Exec Ed plays supporting role as arts leaders confront COVID-19 crisis
novel coronavirus pandemic spurred shutdowns in mid-March, Executive Education alumnus
Stephen Butler ’04 MA (PA), quickly organized a call with stakeholders in
Central New York’s arts community. A priority was developing a survey to quantify
the anticipated financial losses the health crisis would cause the arts and
entertainment industry in Central New York.
organizations, the shutdowns immediately meant lost income because their
business model is meant to bring people together,” said Butler, who has led CNY
Arts for 12 years. “What that’s meant is huge losses of income and difficulty
reopening and performing.”
A spring survey
commissioned by CNY Arts found that artists and arts agencies estimated $15

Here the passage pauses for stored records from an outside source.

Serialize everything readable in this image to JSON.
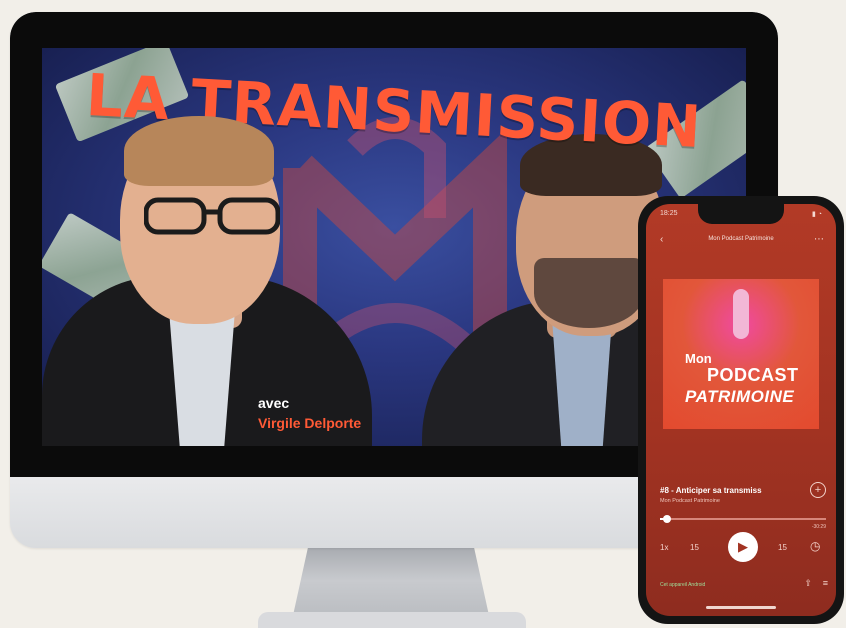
{
  "monitor": {
    "thumbnail": {
      "title": "LA TRANSMISSION",
      "caption_prefix": "avec",
      "guest_name": "Virgile Delporte"
    }
  },
  "phone": {
    "status": {
      "time": "18:25",
      "icons": "▮ ◔"
    },
    "nav": {
      "back_icon": "‹",
      "title": "Mon Podcast Patrimoine",
      "more_icon": "⋯"
    },
    "cover": {
      "line1": "Mon",
      "line2": "PODCAST",
      "line3": "PATRIMOINE"
    },
    "episode": {
      "title": "#8 - Anticiper sa transmiss",
      "show": "Mon Podcast Patrimoine",
      "progress": 0.03,
      "remaining": "-30:29"
    },
    "controls": {
      "speed": "1x",
      "rewind": "15",
      "play": "▶",
      "forward": "15",
      "timer": "◷"
    },
    "device": "Cet appareil Android",
    "colors": {
      "accent": "#ff5a36",
      "player_bg": "#a23322"
    }
  }
}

million losses between March and fall 2020. More than 265 artists and
representatives of arts organizations responded; of them, 75% said the pandemic
severely impacted their livelihoods or organizations.
The survey results
provided data for CNY Arts to launch the CNY Arts COVID-19 Impact Fund, which has
raised nearly $500,000 toward its $1 million goal.
“The role of
the arts council in a crisis is to try to find ways to keep the industry
connected and get resources to help as many as possible,” said Butler, a
veteran of the arts world and a Maxwell ambassador.
“tells the story” about the pandemic’s impact on the arts, he said, adding,
“It’s been devastating.”
from Maxwell’s public administration program complement Butler’s arts expertise
and guide his day-to-day leadership and were especially helpful as his agency responded
to a complex and far-reaching crisis. The survey, he noted, reflects how data
can assess conditions and guide solutions.
he also drew from Maxwell and Executive Education’s emphasis on networking,
leadership, budgeting and public policy.
Korman, film fund program director for CNY Arts, started Maxwell’s Executive MPA
program in January 2020. He sees the many ways the arts community intersects
with government budgets and polices, and community well-being.
are a unifying experience,” he said. “It’s so vital to the welfare of the community.
It provides economic and social impetus.”
comes easily to people working in theater and film production, Korman said. That
spirit will go a long way as the arts community finds its way through this
crisis. Korman is eager to learn how collaboration fits into public policy as
Korman praised the creativity and energy many arts agencies have displayed in adapting
performances, shows and fundraisers to social media and livestreaming.
and theater fans likely miss what Butler calls “the zest” of live performance, he
sees a silver lining amid the challenges. “Experiencing arts online has
eradicated barriers,” he said. “More people are accessing the arts.”